● **WORK ORDER**: Scan the listing below for the word "watermark" and copy every line where it occurs.

● **PROVIDED ENTRIES**:
┄┄┄┄┄┄┄┄┄┄

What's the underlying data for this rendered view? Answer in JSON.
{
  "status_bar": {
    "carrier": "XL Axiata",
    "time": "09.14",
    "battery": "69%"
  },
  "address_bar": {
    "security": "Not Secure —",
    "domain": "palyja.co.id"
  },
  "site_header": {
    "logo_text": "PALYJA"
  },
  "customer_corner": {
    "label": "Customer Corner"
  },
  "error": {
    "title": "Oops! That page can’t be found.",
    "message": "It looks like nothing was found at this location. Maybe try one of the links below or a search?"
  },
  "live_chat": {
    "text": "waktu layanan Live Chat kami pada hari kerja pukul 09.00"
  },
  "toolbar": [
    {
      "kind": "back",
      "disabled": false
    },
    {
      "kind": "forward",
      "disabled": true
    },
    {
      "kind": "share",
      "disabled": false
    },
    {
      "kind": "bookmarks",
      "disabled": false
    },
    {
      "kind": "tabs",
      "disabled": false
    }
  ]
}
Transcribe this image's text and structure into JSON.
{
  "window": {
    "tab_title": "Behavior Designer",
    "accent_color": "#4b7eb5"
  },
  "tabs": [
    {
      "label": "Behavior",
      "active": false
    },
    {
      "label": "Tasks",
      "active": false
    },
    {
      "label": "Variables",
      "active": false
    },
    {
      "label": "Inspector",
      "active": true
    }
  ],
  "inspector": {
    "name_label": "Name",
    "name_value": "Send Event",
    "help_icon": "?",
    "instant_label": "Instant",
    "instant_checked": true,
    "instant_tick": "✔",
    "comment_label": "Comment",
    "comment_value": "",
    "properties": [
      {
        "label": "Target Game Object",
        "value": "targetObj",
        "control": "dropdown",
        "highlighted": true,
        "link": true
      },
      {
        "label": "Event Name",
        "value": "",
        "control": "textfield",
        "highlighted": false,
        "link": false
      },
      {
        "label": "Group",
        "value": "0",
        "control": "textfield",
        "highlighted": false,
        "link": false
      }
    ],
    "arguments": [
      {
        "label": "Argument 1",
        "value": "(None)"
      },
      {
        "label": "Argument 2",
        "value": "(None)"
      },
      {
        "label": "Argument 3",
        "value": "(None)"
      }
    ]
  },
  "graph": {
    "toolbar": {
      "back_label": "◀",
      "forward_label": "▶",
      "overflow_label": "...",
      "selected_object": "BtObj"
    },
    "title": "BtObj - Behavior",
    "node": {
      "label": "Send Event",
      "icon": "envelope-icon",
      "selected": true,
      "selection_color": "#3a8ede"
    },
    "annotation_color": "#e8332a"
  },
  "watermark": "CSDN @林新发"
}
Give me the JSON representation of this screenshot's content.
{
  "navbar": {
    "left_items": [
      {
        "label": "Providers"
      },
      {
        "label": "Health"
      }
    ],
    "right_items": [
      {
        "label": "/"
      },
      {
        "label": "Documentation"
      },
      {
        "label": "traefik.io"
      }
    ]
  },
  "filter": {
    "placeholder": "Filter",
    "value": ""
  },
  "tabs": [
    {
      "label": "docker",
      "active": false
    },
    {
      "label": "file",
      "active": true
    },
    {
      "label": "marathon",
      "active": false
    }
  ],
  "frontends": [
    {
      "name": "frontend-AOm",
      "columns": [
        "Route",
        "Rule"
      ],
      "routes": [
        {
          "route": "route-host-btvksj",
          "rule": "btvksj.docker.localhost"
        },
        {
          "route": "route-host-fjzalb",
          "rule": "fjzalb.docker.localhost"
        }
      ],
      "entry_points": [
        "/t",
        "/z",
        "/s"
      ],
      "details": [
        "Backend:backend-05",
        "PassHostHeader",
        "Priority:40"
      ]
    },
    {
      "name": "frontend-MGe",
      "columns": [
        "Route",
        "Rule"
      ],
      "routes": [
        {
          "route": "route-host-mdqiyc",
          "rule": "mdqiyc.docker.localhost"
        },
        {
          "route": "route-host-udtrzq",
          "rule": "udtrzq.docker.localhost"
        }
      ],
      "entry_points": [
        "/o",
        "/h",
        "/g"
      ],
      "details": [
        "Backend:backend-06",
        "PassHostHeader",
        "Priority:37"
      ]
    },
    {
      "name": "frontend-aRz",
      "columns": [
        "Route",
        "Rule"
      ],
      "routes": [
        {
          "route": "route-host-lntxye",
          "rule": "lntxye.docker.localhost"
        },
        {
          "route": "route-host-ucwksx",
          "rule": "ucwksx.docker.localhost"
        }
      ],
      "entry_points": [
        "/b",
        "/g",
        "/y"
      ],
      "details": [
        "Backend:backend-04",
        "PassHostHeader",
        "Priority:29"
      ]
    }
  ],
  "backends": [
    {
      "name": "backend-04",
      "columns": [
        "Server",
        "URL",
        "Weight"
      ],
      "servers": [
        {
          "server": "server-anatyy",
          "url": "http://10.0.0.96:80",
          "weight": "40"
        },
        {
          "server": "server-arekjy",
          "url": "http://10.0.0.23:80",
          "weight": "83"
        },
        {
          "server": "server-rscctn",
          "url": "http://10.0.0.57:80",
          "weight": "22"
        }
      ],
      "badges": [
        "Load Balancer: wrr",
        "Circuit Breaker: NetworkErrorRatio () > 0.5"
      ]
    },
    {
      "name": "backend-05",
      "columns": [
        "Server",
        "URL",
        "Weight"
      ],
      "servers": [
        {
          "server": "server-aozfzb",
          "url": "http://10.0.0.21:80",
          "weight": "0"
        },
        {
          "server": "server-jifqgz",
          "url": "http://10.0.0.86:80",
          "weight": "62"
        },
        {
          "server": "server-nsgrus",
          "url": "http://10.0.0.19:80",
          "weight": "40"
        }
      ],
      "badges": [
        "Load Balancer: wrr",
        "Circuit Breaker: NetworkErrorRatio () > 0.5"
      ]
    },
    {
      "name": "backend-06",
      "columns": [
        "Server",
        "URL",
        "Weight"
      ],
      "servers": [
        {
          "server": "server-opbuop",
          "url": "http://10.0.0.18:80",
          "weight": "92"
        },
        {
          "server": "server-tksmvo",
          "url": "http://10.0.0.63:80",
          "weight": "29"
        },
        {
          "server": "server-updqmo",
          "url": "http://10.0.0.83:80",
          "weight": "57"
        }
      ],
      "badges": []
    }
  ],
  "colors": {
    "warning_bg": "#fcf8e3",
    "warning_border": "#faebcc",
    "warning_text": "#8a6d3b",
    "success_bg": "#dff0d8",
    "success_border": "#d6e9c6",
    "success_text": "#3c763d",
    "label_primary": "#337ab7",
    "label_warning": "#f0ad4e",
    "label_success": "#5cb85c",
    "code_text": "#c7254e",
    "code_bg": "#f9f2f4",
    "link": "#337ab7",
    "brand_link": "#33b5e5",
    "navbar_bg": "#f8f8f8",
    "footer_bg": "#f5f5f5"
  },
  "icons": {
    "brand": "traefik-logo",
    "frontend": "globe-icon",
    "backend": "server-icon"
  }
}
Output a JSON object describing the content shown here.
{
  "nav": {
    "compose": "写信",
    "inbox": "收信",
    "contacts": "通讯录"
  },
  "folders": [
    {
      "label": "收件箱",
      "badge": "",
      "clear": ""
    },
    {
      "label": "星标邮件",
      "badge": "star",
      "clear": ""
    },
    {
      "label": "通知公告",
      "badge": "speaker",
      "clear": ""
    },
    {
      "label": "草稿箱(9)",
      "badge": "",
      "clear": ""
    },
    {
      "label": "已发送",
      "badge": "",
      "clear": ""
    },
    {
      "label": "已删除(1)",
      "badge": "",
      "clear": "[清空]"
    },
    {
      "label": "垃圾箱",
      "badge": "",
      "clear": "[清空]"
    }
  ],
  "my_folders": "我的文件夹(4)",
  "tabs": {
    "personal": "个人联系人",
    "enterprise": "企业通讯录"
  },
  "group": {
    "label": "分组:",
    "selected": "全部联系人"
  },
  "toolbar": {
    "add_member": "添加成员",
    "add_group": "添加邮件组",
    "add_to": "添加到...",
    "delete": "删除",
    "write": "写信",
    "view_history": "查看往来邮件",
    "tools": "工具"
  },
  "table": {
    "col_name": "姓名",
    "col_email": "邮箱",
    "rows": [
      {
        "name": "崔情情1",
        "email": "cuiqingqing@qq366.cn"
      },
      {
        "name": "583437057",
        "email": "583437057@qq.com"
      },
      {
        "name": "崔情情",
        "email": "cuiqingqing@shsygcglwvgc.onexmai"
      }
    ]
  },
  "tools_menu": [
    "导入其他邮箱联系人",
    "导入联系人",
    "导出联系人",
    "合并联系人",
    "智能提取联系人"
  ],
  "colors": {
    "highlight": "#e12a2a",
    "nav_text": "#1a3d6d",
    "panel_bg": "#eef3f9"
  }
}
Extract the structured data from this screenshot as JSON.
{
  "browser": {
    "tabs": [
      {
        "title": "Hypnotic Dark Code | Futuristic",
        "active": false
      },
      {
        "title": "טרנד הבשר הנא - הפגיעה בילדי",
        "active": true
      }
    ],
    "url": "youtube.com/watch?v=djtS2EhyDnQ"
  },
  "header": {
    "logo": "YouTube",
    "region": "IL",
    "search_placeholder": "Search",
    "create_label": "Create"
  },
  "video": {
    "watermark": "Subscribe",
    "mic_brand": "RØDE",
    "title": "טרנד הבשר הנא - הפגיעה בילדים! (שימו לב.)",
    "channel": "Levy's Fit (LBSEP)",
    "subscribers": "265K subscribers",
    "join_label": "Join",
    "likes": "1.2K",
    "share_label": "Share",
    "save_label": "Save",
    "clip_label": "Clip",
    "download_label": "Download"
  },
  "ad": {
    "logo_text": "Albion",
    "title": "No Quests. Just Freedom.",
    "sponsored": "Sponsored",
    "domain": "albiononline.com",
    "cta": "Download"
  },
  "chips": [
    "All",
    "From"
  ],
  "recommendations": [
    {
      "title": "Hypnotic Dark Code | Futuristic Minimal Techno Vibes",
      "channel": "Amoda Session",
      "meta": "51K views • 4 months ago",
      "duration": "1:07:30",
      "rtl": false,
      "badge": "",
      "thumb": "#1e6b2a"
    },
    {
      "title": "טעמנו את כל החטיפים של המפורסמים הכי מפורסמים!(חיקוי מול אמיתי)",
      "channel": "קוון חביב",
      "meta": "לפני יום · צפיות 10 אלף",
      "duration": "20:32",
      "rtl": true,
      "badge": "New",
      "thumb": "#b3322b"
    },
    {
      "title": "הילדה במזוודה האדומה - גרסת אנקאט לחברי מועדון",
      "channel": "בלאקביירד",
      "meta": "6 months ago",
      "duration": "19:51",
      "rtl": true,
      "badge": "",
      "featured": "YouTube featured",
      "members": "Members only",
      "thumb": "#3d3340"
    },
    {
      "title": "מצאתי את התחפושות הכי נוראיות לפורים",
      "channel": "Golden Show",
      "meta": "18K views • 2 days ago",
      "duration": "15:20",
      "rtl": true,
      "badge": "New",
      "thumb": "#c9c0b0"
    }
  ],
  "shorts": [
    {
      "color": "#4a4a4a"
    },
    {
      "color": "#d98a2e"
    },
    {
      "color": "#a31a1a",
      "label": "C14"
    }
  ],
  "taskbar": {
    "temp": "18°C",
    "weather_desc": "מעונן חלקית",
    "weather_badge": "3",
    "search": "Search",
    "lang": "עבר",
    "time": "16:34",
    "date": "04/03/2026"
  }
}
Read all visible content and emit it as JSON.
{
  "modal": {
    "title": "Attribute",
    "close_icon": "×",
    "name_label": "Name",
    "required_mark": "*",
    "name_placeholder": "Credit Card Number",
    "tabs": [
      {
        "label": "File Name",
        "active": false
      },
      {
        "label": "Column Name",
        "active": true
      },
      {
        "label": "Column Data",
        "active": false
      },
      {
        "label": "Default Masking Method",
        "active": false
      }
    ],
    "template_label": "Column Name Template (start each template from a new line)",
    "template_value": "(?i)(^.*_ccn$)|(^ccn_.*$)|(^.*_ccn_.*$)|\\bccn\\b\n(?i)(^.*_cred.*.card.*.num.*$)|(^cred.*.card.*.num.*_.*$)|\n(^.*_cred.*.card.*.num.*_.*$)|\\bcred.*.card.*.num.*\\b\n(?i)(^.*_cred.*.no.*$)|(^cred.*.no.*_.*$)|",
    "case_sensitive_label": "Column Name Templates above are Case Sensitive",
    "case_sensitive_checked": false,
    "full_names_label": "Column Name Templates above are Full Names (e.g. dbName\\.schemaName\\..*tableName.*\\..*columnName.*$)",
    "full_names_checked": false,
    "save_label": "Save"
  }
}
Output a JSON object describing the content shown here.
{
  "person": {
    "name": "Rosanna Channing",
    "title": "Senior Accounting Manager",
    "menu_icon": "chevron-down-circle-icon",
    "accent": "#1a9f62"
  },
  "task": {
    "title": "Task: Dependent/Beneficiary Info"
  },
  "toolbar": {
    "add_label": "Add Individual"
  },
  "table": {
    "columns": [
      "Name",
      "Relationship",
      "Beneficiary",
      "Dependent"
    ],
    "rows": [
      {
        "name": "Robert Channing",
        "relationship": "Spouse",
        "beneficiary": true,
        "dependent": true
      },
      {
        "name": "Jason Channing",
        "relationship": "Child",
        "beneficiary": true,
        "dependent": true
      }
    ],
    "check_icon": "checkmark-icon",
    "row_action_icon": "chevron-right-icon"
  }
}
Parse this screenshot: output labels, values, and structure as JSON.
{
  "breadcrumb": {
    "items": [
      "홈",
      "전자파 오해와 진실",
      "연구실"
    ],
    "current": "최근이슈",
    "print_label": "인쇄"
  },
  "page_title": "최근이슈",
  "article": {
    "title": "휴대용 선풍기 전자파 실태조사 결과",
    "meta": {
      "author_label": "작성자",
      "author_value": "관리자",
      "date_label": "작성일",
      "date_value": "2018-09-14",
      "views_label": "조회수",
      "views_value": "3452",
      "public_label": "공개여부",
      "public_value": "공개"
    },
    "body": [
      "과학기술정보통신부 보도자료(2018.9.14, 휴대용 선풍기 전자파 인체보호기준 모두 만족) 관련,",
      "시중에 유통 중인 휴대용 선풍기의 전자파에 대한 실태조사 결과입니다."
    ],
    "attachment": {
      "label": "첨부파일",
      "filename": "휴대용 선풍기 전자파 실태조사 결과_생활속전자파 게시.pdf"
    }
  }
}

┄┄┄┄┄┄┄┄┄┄

● **SOLUTION**:
  "watermark": "CSDN @林新发"
    "watermark": "Subscribe",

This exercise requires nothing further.